The task:
Nothing but the text of the records belongs in your answer: repeat all of it exactly and leave out the images.

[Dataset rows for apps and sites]

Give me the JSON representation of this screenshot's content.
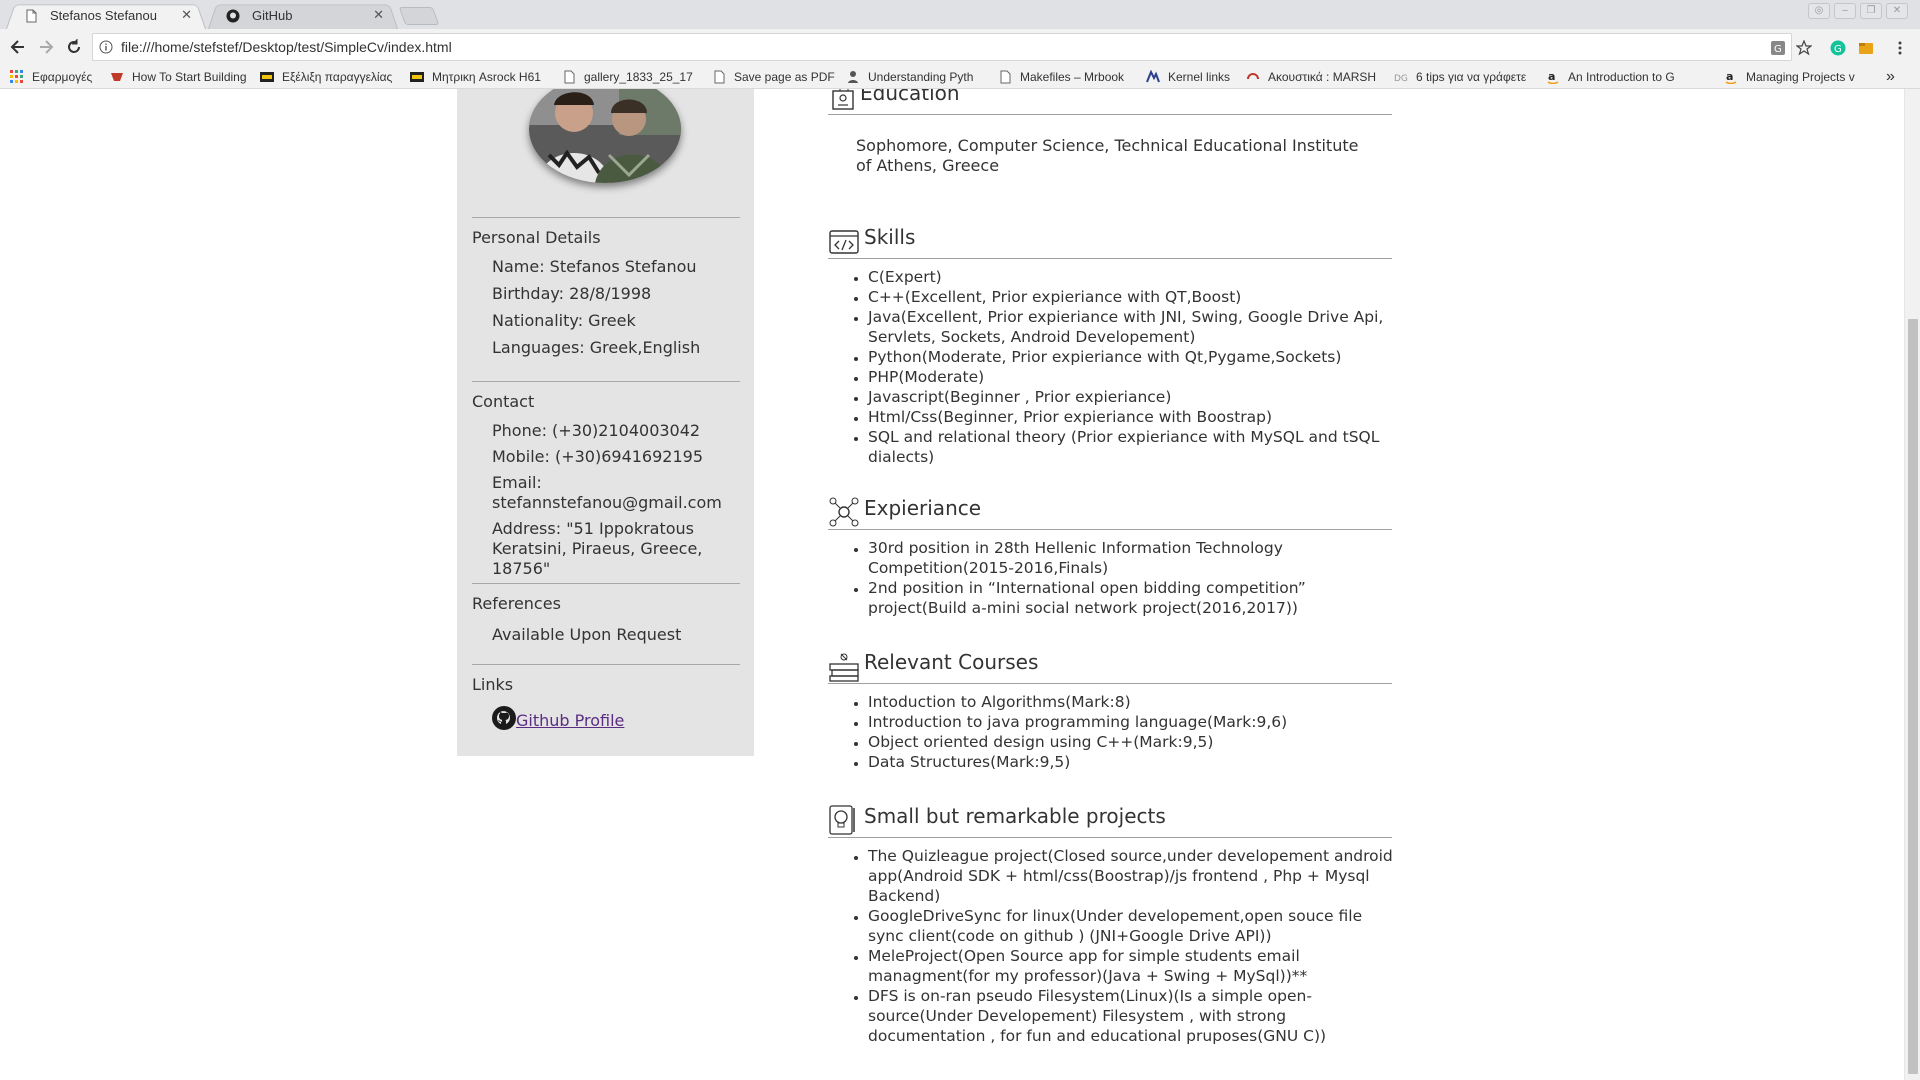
{
  "browser": {
    "tabs": [
      {
        "title": "Stefanos Stefanou",
        "active": true
      },
      {
        "title": "GitHub",
        "active": false
      }
    ],
    "url": "file:///home/stefstef/Desktop/test/SimpleCv/index.html",
    "bookmarks": [
      "Εφαρμογές",
      "How To Start Building",
      "Εξέλιξη παραγγελίας",
      "Μητρικη Asrock H61",
      "gallery_1833_25_17",
      "Save page as PDF",
      "Understanding Pyth",
      "Makefiles – Mrbook",
      "Kernel links",
      "Ακουστικά : MARSH",
      "6 tips για να γράφετε",
      "An Introduction to G",
      "Managing Projects v"
    ],
    "overflow_label": "»"
  },
  "sidebar": {
    "personal_title": "Personal Details",
    "personal": [
      "Name: Stefanos Stefanou",
      "Birthday: 28/8/1998",
      "Nationality: Greek",
      "Languages: Greek,English"
    ],
    "contact_title": "Contact",
    "phone": "Phone: (+30)2104003042",
    "mobile": "Mobile: (+30)6941692195",
    "email_label": "Email:",
    "email": "stefannstefanou@gmail.com",
    "address_1": "Address: \"51 Ippokratous",
    "address_2": "Keratsini, Piraeus, Greece, 18756\"",
    "references_title": "References",
    "references": "Available Upon Request",
    "links_title": "Links",
    "github_link": "Github Profile"
  },
  "main": {
    "education": {
      "title": "Education",
      "text": "Sophomore, Computer Science, Technical Educational Institute of Athens, Greece"
    },
    "skills": {
      "title": "Skills",
      "items": [
        "C(Expert)",
        "C++(Excellent, Prior expieriance with QT,Boost)",
        "Java(Excellent, Prior expieriance with JNI, Swing, Google Drive Api, Servlets, Sockets, Android Developement)",
        "Python(Moderate, Prior expieriance with Qt,Pygame,Sockets)",
        "PHP(Moderate)",
        "Javascript(Beginner , Prior expieriance)",
        "Html/Css(Beginner, Prior expieriance with Boostrap)",
        "SQL and relational theory (Prior expieriance with MySQL and tSQL dialects)"
      ]
    },
    "experience": {
      "title": "Expieriance",
      "items": [
        "30rd position in 28th Hellenic Information Technology Competition(2015-2016,Finals)",
        "2nd position in “International open bidding competition” project(Build a-mini social network project(2016,2017))"
      ]
    },
    "courses": {
      "title": "Relevant Courses",
      "items": [
        "Intoduction to Algorithms(Mark:8)",
        "Introduction to java programming language(Mark:9,6)",
        "Object oriented design using C++(Mark:9,5)",
        "Data Structures(Mark:9,5)"
      ]
    },
    "projects": {
      "title": "Small but remarkable projects",
      "items": [
        "The Quizleague project(Closed source,under developement android app(Android SDK + html/css(Boostrap)/js frontend , Php + Mysql Backend)",
        "GoogleDriveSync for linux(Under developement,open souce file sync client(code on github ) (JNI+Google Drive API))",
        "MeleProject(Open Source app for simple students email managment(for my professor)(Java + Swing + MySql))**",
        "DFS is on-ran pseudo Filesystem(Linux)(Is a simple open-source(Under Developement) Filesystem , with strong documentation , for fun and educational pruposes(GNU C))"
      ]
    }
  }
}
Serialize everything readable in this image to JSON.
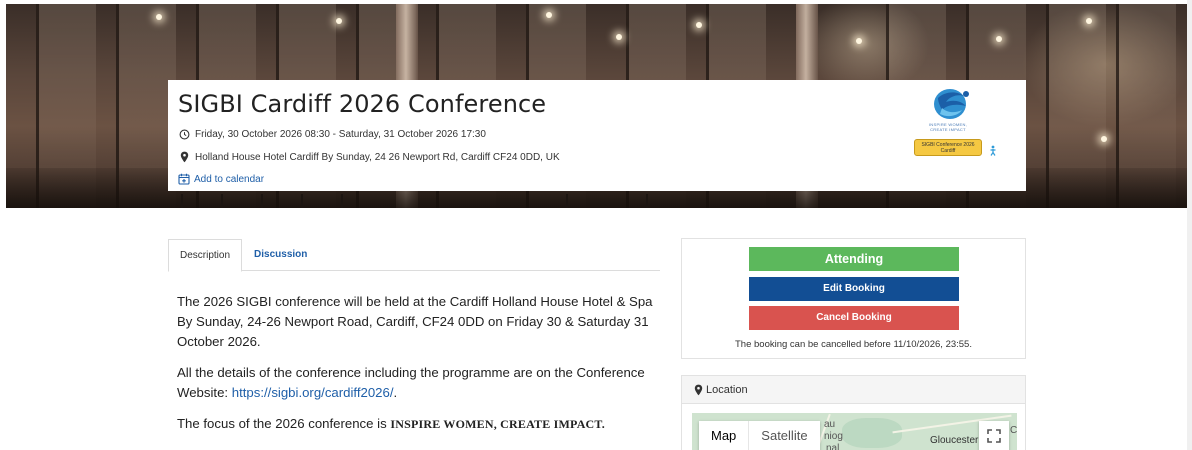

Task result:
Give me the JSON representation of this screenshot's content.
{
  "browser": {
    "tabs": [
      {
        "title": "Stefanos Stefanou",
        "active": true
      },
      {
        "title": "GitHub",
        "active": false
      }
    ],
    "url": "file:///home/stefstef/Desktop/test/SimpleCv/index.html",
    "bookmarks": [
      "Εφαρμογές",
      "How To Start Building",
      "Εξέλιξη παραγγελίας",
      "Μητρικη Asrock H61",
      "gallery_1833_25_17",
      "Save page as PDF",
      "Understanding Pyth",
      "Makefiles – Mrbook",
      "Kernel links",
      "Ακουστικά : MARSH",
      "6 tips για να γράφετε",
      "An Introduction to G",
      "Managing Projects v"
    ],
    "overflow_label": "»"
  },
  "sidebar": {
    "personal_title": "Personal Details",
    "personal": [
      "Name: Stefanos Stefanou",
      "Birthday: 28/8/1998",
      "Nationality: Greek",
      "Languages: Greek,English"
    ],
    "contact_title": "Contact",
    "phone": "Phone: (+30)2104003042",
    "mobile": "Mobile: (+30)6941692195",
    "email_label": "Email:",
    "email": "stefannstefanou@gmail.com",
    "address_1": "Address: \"51 Ippokratous",
    "address_2": "Keratsini, Piraeus, Greece, 18756\"",
    "references_title": "References",
    "references": "Available Upon Request",
    "links_title": "Links",
    "github_link": "Github Profile"
  },
  "main": {
    "education": {
      "title": "Education",
      "text": "Sophomore, Computer Science, Technical Educational Institute of Athens, Greece"
    },
    "skills": {
      "title": "Skills",
      "items": [
        "C(Expert)",
        "C++(Excellent, Prior expieriance with QT,Boost)",
        "Java(Excellent, Prior expieriance with JNI, Swing, Google Drive Api, Servlets, Sockets, Android Developement)",
        "Python(Moderate, Prior expieriance with Qt,Pygame,Sockets)",
        "PHP(Moderate)",
        "Javascript(Beginner , Prior expieriance)",
        "Html/Css(Beginner, Prior expieriance with Boostrap)",
        "SQL and relational theory (Prior expieriance with MySQL and tSQL dialects)"
      ]
    },
    "experience": {
      "title": "Expieriance",
      "items": [
        "30rd position in 28th Hellenic Information Technology Competition(2015-2016,Finals)",
        "2nd position in “International open bidding competition” project(Build a-mini social network project(2016,2017))"
      ]
    },
    "courses": {
      "title": "Relevant Courses",
      "items": [
        "Intoduction to Algorithms(Mark:8)",
        "Introduction to java programming language(Mark:9,6)",
        "Object oriented design using C++(Mark:9,5)",
        "Data Structures(Mark:9,5)"
      ]
    },
    "projects": {
      "title": "Small but remarkable projects",
      "items": [
        "The Quizleague project(Closed source,under developement android app(Android SDK + html/css(Boostrap)/js frontend , Php + Mysql Backend)",
        "GoogleDriveSync for linux(Under developement,open souce file sync client(code on github ) (JNI+Google Drive API))",
        "MeleProject(Open Source app for simple students email managment(for my professor)(Java + Swing + MySql))**",
        "DFS is on-ran pseudo Filesystem(Linux)(Is a simple open-source(Under Developement) Filesystem , with strong documentation , for fun and educational pruposes(GNU C))"
      ]
    }
  }
}
Serialize everything readable in this image to JSON.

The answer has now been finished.